Q. How did you become interested in medicine?
A. Through injuries I had during my career as a competitive runner I became interested in the different aspects of sports medicine. I then shadowed a podiatrist and really enjoyed watching him evaluate and treat patients.
Q. When did you decide to specialize in sports medicine?
A. I always had an interest in sports medicine but decided to do family medicine as I did not enjoy surgery. As a family physician I always enjoyed caring for athletes. So when the opportunity to do a fellowship in sports medicine presented itself I jumped on it.
Q. What about Acupuncture/PRP/Concussions?
A. I have always been interested in complementary ways of treating injuries that are not responsive to conventional medicine. One of the most frustrating aspects of medicine for me is not getting people better. As a result of this I have got additional training in acupuncture and prolotherapy/PRP so that I could offer my patients less conventional treatment options. As for concussions it is part of our training in primary care sports medicine. In addition the field is evolving so rapidly I enjoy evaluating and offering concussion patients cutting edge treatment that has recently been instituted.
Q. What are common conditions you treat? Is there anything patients can do to avoid developing these conditions?
A. I treat any non-surgical musculoskeletal condition. In addition I do treat concussions and exercise-induced asthma.
As for avoiding injury I am a big advocate of strength and conditioning exercises to help keep the body strong and therefore lessen the chance of injury. In addition, especially with concussions, I advocate for safe play. That is abiding by the rules of the sport and wearing appropriate protective equipment. Lastly, especially in youth sports, rest is an important aspect of keeping healthy. All athletes should have a period of time where they rest from their primary sport.
Q. What do you like best about working with your patients?
A. The best part of my job is meeting and talking with people of all ages and walks of life. It has always amazed me how a patient that I do not know can come in and open up to me about what is going on in their life. It is a unique aspect of the physician-patient relationship. In addition I enjoy getting people back to their prior activity level.
Q. What do you like best about working for OAA?
A. The team approach and quality of care provided by this organization. Having worked at other organizations throughout the Lehigh Valley this is the only orthopedic group that I have found that has this team approach and does not push patients through like an assembly line. I truly believe all the members of the healthcare team at OAA are committed to providing a good experience and optimal care to all patients.
Q. Where are you from, originally, and how did you come to live in the Lehigh Valley?
A. I grew up in Coopersburg, PA. I had been away from the area during my training and paying back my time in the military.
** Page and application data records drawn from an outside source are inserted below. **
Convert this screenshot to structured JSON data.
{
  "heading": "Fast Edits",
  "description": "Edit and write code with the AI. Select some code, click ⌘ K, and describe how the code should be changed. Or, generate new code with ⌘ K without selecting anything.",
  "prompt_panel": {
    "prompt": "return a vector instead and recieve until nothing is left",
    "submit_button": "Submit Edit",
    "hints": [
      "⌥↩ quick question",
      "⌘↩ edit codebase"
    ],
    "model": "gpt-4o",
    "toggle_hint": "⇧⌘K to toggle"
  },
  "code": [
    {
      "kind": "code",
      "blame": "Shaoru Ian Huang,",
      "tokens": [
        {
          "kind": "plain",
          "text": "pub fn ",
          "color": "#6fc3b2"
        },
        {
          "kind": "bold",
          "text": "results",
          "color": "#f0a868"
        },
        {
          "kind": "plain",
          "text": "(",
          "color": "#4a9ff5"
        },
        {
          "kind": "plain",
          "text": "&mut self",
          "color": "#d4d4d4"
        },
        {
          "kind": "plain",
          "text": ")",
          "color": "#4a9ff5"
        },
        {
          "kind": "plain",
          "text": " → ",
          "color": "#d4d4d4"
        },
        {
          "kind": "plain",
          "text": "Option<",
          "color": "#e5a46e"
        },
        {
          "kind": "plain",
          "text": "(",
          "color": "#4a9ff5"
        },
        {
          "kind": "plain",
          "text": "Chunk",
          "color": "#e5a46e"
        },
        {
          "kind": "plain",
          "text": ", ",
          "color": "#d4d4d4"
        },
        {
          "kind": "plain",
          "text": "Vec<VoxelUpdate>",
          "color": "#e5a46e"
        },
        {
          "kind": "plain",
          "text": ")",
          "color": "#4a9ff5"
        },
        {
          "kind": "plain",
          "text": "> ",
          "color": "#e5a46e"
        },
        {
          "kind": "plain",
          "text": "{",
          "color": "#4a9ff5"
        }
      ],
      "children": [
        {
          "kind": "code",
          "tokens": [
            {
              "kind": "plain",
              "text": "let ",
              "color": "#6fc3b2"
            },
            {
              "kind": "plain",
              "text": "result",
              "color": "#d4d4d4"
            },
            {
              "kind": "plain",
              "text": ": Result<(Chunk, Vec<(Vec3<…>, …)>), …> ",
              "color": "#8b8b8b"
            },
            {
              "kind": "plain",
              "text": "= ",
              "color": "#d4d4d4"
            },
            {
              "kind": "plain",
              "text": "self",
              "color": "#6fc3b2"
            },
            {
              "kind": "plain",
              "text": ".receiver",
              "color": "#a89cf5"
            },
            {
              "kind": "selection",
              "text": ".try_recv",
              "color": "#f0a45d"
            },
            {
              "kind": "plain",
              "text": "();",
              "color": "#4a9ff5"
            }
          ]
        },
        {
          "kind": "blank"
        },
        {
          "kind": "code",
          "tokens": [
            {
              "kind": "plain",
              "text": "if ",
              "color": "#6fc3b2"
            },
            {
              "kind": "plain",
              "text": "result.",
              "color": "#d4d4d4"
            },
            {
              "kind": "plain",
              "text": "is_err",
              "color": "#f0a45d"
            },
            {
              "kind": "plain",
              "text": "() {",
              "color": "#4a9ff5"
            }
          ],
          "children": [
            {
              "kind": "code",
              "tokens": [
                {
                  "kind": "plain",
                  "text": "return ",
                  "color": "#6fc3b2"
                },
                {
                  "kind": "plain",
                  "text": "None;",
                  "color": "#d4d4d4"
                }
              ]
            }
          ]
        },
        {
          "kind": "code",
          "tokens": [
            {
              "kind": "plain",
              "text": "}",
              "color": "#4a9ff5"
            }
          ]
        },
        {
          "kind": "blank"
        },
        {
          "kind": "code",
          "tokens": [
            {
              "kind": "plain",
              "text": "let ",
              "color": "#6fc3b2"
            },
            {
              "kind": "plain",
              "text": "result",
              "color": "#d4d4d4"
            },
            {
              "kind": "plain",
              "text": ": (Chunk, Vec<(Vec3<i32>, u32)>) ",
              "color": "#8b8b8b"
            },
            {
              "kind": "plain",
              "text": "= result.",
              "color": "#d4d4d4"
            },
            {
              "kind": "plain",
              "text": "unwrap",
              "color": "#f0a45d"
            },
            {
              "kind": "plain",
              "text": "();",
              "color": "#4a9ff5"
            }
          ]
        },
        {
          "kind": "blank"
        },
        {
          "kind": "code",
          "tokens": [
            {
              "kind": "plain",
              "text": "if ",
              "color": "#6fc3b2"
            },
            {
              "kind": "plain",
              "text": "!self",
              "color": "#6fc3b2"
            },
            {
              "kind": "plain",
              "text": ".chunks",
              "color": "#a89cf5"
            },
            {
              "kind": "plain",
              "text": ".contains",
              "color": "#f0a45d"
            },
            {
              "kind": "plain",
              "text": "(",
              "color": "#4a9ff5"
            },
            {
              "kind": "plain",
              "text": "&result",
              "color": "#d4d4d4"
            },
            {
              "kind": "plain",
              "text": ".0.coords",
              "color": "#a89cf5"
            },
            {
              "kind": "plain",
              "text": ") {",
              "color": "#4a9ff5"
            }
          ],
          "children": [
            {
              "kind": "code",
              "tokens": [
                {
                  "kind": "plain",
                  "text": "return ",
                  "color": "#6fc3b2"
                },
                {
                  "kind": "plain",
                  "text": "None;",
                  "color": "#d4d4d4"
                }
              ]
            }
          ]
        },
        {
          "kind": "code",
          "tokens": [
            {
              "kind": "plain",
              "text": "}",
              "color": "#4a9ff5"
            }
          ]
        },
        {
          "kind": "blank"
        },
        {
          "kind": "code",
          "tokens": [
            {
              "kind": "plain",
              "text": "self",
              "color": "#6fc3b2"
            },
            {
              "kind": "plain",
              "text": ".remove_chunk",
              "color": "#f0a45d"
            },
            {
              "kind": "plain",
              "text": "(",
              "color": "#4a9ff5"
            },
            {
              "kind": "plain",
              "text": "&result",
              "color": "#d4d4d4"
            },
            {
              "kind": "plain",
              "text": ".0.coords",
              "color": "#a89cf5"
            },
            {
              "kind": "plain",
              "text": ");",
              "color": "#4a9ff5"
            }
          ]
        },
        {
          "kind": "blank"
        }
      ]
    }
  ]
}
My wife is from Bucks County so when I was done in the military we wanted to come back to the area to be near our families.
Q. If you were not a sports medicine physician, what would you be doing?
A. If I was not in medicine I would probably have gone into marine biology or archaeology. In addition I do enjoy woodworking and would have consider furniture building.
Q. How do you apply your experience as a physician to the rest of your life?
A. I have found that the principles of doing no harm, treating every patient as unique individual and setting priorities are aspects of a physician that apply well to the rest of my life.
Q. Of what achievements are you especially proud?
A. The achievements I am most proud of are my commitment to being a good father and husband. In addition finishing third at states in cross country and having served in the military are achievements I am proud of.